Sri Hilaire (right) is perfectly positioned to provide testimony, as she has worked in a primary school, long day care and a preschool since graduating in 2000.

While she acknowledges there are similarities between a primary teacher and an early childhood teacher’s role –working with a curriculum and planning and programing - she said the early childhood teacher’s role was broader, concerning holistic child development while upholding the National Quality Framework, which includes the national law and regulations.

“In early childhood education, there’s a wide range of emerging competencies we support through play; verbal and non verbal communication skills, social skills, creativity, literacy, numeracy, scientific thinking and developing positive dispositions for learning,” Hilaire said.

“Children need planned opportunities to develop their strengthening sense of agency, responsibility and resilience in order to see themselves as competent and capable learners. Early childhood teachers foster emotional wellbeing, support gross and fine motor skills development, and actively teach good hygiene practices and nutrition.

“They work closely with families and the community to promote the best interests of children. It is a very wide ranging role.”

Hilaire said acknowledging the professionalism of early childhood teachers would be a first step to changing the community’s attitude to the sector, so it is no longer just seen as babysitting.

Another strong witness for the IEUA’s case is Emma Cullen (right).

Cullen has taken 12 month’s leave as Director at Abbotsford Long Day Care Centre to go to Norfolk Island to help transition the only unregulated preschool to a regulated long day care centre, and generally help improve early childhood education and care on the island.

Cullen will give her evidence to the commission via telelink.

She said early childhood teachers have been regarded for too long as “nice ladies who look after children” with no comprehension of the crucial role of early education in a child’s development, or the need for a university qualified teacher in that role.

“These misunderstandings about early childhood education flow on to the respect that we receive as well as the pay,” Cullen said.

“I hope the outcome of this case can go some way to address both these issues.”

The final outcome of the case is expected to be known in early 2019.

Sue Osborne

Members’ comments in support of the campaign

“Having been a preschool teacher/director for over 37 years, the pay rate for qualified early childhood teachers has been way below that of teachers in other sectors and the workload is the same, if not more for early childhood teachers. This is an important step to bring wage parity so the sector can attract quality teachers who will stay in the sector because they are respected and acknowledged as teachers. Our children deserve quality and teachers should not be discriminated against because their skills are best utilised in the early childhood sector.”

“I have two beautiful women in my family who are both early childhood teachers. They put their heart and soul into giving the best possible care they can for the children they look after, but what is becoming the ‘norm’ is that they do not get the recognition they deserve. Early childhood teachers are entitled to the same wages as primary school teachers. They are far more than just so called ‘babysitters’. The demands are greater as they help these little people have the best start they can have in life.”

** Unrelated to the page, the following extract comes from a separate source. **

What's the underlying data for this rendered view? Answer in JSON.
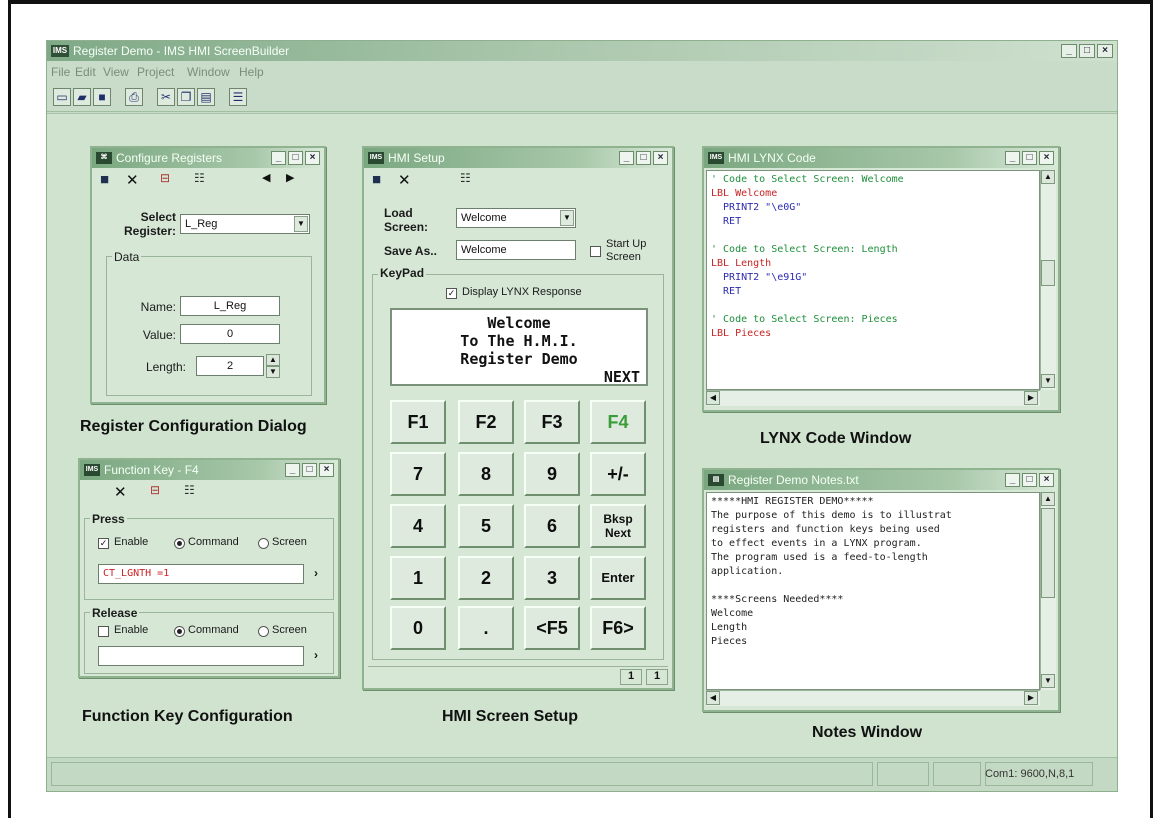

“I collect my little grandchildren from preschool regularly and these teachers are saints. Their work is hard and tiring and they have such an influence on the youngest and most vulnerable members of our society. I support wholeheartedly their claim for equal pay with primary school teachers.”

“I am an early childhood educator. I have a degree. I moved out of preschool settings to focus on special education in an independent school. Before I did this I was on the same wage as a teacher’s aide at my new school setting. I also felt that I was seen as a simple babysitter in preschool settings. I learnt in my degree that the first five years of life are crucial in a child’s development and still believe this to be true. Early childhood education is my passion and this pay disparity is utterly ridiculous. I fully support equal pay for early childhood educators.”